- Anchor heavy items to the wall, strap down expensive electronics, and secure small valuables.
- Brace your water heater according to state law
- Ensure your gas lines have flexible connections.
- If you live in a house built before 1980, it will likely need to be retrofitted. Don’t do this yourself; hire a seismic retrofitting professional.
- If you live near the coast, you should also prepare for a possible tsunami following an earthquake. Understand your evacuation routes and be on the watch for official warnings.
Final thoughts on natural disasters in California
California’s climate is known as the land of extremes. Winter storms, summer heat, earthquakes, landslides, drought, wind, and more make it a varied and unpredictable place to live. While it has historically been one of the top migration destinations, recently, it’s a state many people are moving out of (partly due to the high cost of living in coastal cities). Because of this, the state’s population has declined by over 1.5% since 2020.
If you’re considering moving to California or already call the Golden State home, make sure you’re prepared for natural disasters and long-term weather events. Understanding your risks and adequately preparing are helpful to make the most out of living in California. The National Weather Service also offers an experimental map that shows all forecasted risks for the upcoming seven days.
“At risk” means a property has a major or greater probability of being affected by a certain risk in the next 30 years. State and metro data is courtesy of First Street Foundation.

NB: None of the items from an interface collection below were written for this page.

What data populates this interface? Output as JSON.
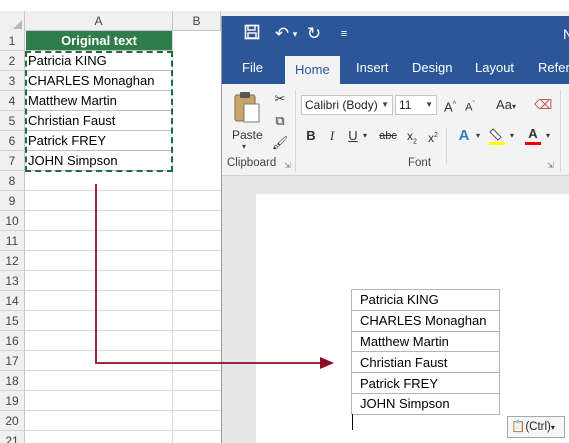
{
  "excel": {
    "columns": [
      "A",
      "B"
    ],
    "rows": [
      "1",
      "2",
      "3",
      "4",
      "5",
      "6",
      "7",
      "8",
      "9",
      "10",
      "11",
      "12",
      "13",
      "14",
      "15",
      "16",
      "17",
      "18",
      "19",
      "20",
      "21"
    ],
    "header_text": "Original text",
    "names": [
      "Patricia KING",
      "CHARLES Monaghan",
      "Matthew Martin",
      "Christian Faust",
      "Patrick FREY",
      "JOHN Simpson"
    ]
  },
  "word": {
    "title_partial": "N",
    "tabs": [
      "File",
      "Home",
      "Insert",
      "Design",
      "Layout",
      "Refere"
    ],
    "active_tab": "Home",
    "clipboard": {
      "paste_label": "Paste",
      "group_label": "Clipboard"
    },
    "font": {
      "name": "Calibri (Body)",
      "size": "11",
      "group_label": "Font"
    },
    "table": [
      "Patricia KING",
      "CHARLES Monaghan",
      "Matthew Martin",
      "Christian Faust",
      "Patrick FREY",
      "JOHN Simpson"
    ],
    "paste_options_label": "(Ctrl)"
  },
  "colors": {
    "excel_header_bg": "#2e7d4a",
    "word_blue": "#2b579a",
    "arrow": "#8b0e24"
  }
}
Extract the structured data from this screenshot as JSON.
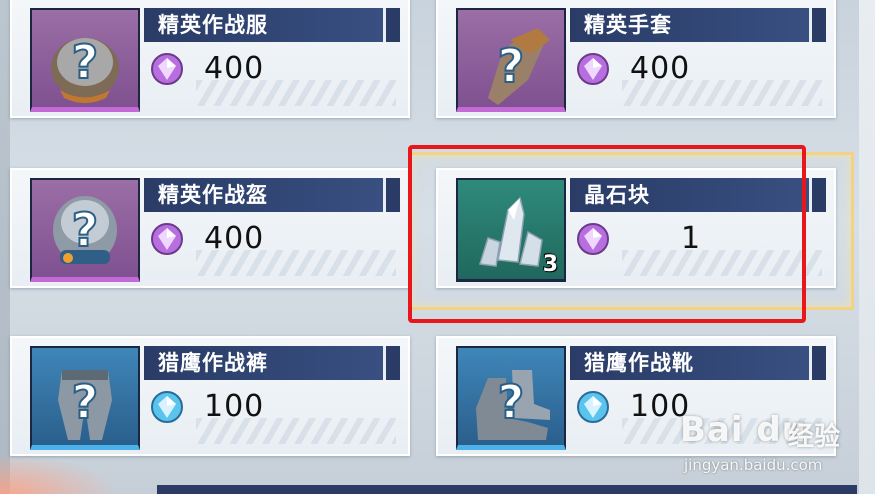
{
  "shop": {
    "items": [
      {
        "name": "精英作战服",
        "price": "400",
        "currency": "purple-gem",
        "rarity_color": "#9b6ea6"
      },
      {
        "name": "精英手套",
        "price": "400",
        "currency": "purple-gem",
        "rarity_color": "#9b6ea6"
      },
      {
        "name": "精英作战盔",
        "price": "400",
        "currency": "purple-gem",
        "rarity_color": "#9b6ea6"
      },
      {
        "name": "晶石块",
        "price": "1",
        "currency": "purple-gem",
        "stack": "3",
        "rarity_color": "#2f8a7c",
        "selected": true
      },
      {
        "name": "猎鹰作战裤",
        "price": "100",
        "currency": "blue-gem",
        "rarity_color": "#3f86b8"
      },
      {
        "name": "猎鹰作战靴",
        "price": "100",
        "currency": "blue-gem",
        "rarity_color": "#3f86b8"
      }
    ]
  },
  "watermark": {
    "logo": "Bai du",
    "cn": "经验",
    "url": "jingyan.baidu.com"
  },
  "colors": {
    "title_bar": "#2a3c66",
    "selection_rect": "#e8171b",
    "highlight_frame": "#f6d278"
  }
}
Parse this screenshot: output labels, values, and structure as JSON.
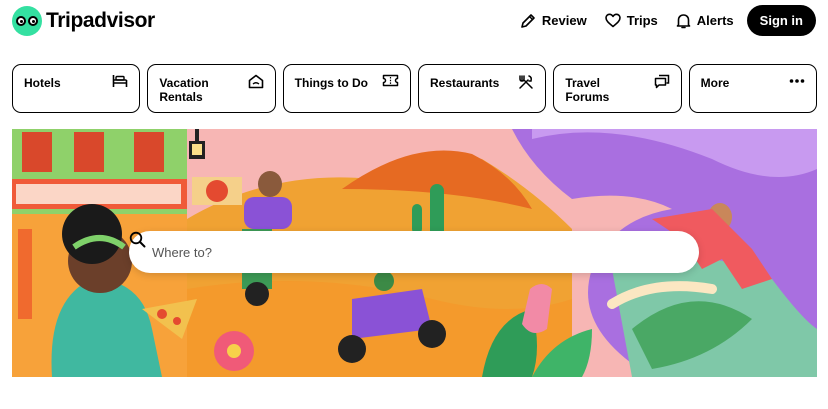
{
  "brand": {
    "name": "Tripadvisor",
    "accent": "#34e0a1"
  },
  "nav": {
    "review_label": "Review",
    "trips_label": "Trips",
    "alerts_label": "Alerts",
    "signin_label": "Sign in"
  },
  "categories": [
    {
      "label": "Hotels",
      "icon": "bed-icon"
    },
    {
      "label": "Vacation Rentals",
      "icon": "house-icon"
    },
    {
      "label": "Things to Do",
      "icon": "ticket-icon"
    },
    {
      "label": "Restaurants",
      "icon": "utensils-icon"
    },
    {
      "label": "Travel Forums",
      "icon": "chat-icon"
    },
    {
      "label": "More",
      "icon": "more-dots-icon"
    }
  ],
  "search": {
    "placeholder": "Where to?",
    "value": ""
  }
}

This article is for informational purposes only. Individual results may vary. This is not intended as a substitute for the services of a licensed and bonded home services or disaster prevention professional. Always seek expert advice and follow all official guidance before, during, and after a disaster.